So, we’ve got a week until the crush report comes out and I am going to try to do a light blog post every day or two until then. The first few are about data-related products I saw at Unified Wine and Grape Symposium.

One of the coolest products I saw was the Wines & Vines Distributor Database. In the past, I focused more on discrete competitive and market analysis for clients. Basically, if a client wanted to evaluate the potential for strategic development, make a grab for a competitor’s market share or was looking to find an acquisition opportunity and needed someone who could do the necessary research without alerting the market, they would hire me. This tool would have made my job much easier.

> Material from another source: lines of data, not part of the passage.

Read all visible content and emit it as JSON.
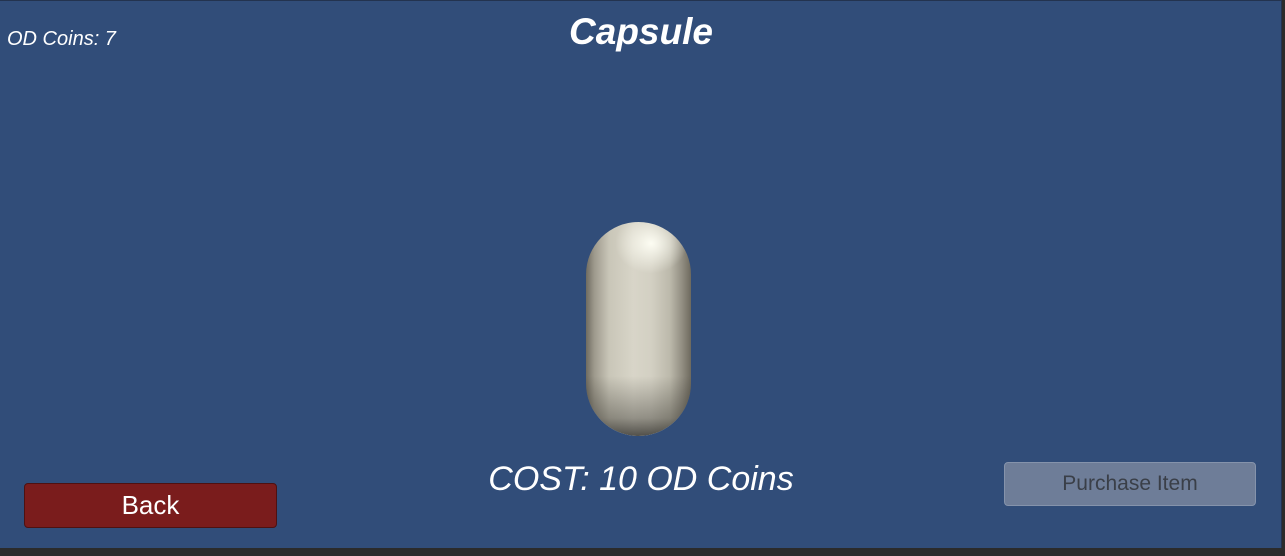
{
  "hud": {
    "coins_label": "OD Coins: 7"
  },
  "item": {
    "title": "Capsule",
    "shape": "capsule-3d-model",
    "cost_label": "COST: 10 OD Coins",
    "color": "#d6d3c6"
  },
  "buttons": {
    "back_label": "Back",
    "purchase_label": "Purchase Item",
    "purchase_enabled": false
  },
  "colors": {
    "background": "#314d79",
    "back_button": "#7a1c1c",
    "purchase_button_disabled": "#6e7d98"
  }
}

Basically, you can use it to search for wholesaler-winery relationships. You can search by wholesaler or by winery. I can’t remember if you can search by brand. So, if I wanted to know who carries Purple Wine Company’s products in Arizona, I could search for just that. If I wanted to know every winery Epic works with in California, I could search for that. It’s still in beta, so the search functionality isn't fully worked through, but it looks like they’ll get there.

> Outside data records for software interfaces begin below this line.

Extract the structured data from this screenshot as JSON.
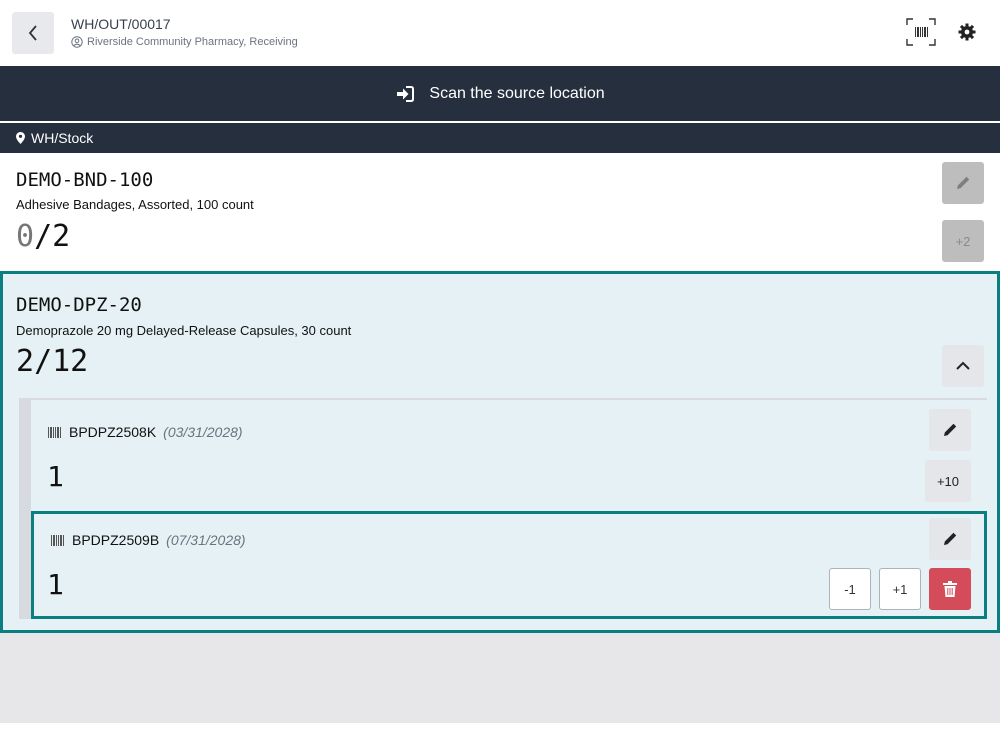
{
  "header": {
    "reference": "WH/OUT/00017",
    "partner": "Riverside Community Pharmacy, Receiving"
  },
  "banner": {
    "instruction": "Scan the source location"
  },
  "location": {
    "name": "WH/Stock"
  },
  "lines": [
    {
      "code": "DEMO-BND-100",
      "name": "Adhesive Bandages, Assorted, 100 count",
      "qty_done": "0",
      "qty_total": "/2",
      "increment_label": "+2"
    },
    {
      "code": "DEMO-DPZ-20",
      "name": "Demoprazole 20 mg Delayed-Release Capsules, 30 count",
      "qty_done": "2",
      "qty_total": "/12",
      "lots": [
        {
          "lot": "BPDPZ2508K",
          "expiry": "(03/31/2028)",
          "qty": "1",
          "increment_label": "+10"
        },
        {
          "lot": "BPDPZ2509B",
          "expiry": "(07/31/2028)",
          "qty": "1",
          "minus_label": "-1",
          "plus_label": "+1"
        }
      ]
    }
  ],
  "colors": {
    "accent": "#0b7f80",
    "banner": "#262f3e",
    "danger": "#d44c59",
    "selected_bg": "#e5f1f4"
  }
}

Once the full version is available, the user will have more tools to use. For instance, if you are a 30,000 case winery that specializes in Cabernet you would be able to search for all wineries between 25,000 and 50,000 cases selling Cab in, say, DC and then find out who their wholesalers are. You can then use the database to find a wholesaler who doesn’t have brands from a winery in that “peer group.” As you can imagine, you can put together many iterations of the search process to help map out strategic direction for bringing your products to market.

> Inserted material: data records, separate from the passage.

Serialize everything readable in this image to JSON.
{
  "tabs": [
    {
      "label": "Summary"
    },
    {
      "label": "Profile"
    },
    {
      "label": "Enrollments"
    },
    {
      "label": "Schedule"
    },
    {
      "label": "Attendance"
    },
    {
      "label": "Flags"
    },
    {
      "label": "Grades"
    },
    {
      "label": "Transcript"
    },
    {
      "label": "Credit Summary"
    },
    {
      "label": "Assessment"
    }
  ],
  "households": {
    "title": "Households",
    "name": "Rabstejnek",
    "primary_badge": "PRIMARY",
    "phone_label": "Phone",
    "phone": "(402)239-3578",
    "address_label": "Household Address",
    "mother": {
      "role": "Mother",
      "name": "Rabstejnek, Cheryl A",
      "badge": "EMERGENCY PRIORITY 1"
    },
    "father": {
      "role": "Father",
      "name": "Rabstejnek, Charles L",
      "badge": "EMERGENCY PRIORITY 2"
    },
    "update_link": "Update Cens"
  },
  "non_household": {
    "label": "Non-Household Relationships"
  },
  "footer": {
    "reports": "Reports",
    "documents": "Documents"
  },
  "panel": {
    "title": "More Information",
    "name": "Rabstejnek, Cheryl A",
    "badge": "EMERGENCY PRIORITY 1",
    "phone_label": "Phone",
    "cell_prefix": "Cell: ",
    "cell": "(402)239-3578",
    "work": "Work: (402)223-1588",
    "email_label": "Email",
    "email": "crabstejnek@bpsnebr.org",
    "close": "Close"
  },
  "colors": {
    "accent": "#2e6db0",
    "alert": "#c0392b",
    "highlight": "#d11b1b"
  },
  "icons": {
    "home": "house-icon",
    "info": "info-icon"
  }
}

The other current issue is that not all states have full coverage. According to Wines & Vines, coverage is between 15% and 100% of the market, depending on the state. Having taken a couple of test drives, and then lined that up with my data, it does seem that they have some of the biggest markets covered thoroughly. The price is only between $1500 and $2500 a year, depending on how much functionality you need. You can always have an intern do the work, instead, but my guess is that would cost more and provide you with less-accurate results.

Follow Us
  • Twitter Basic Square
bottom of page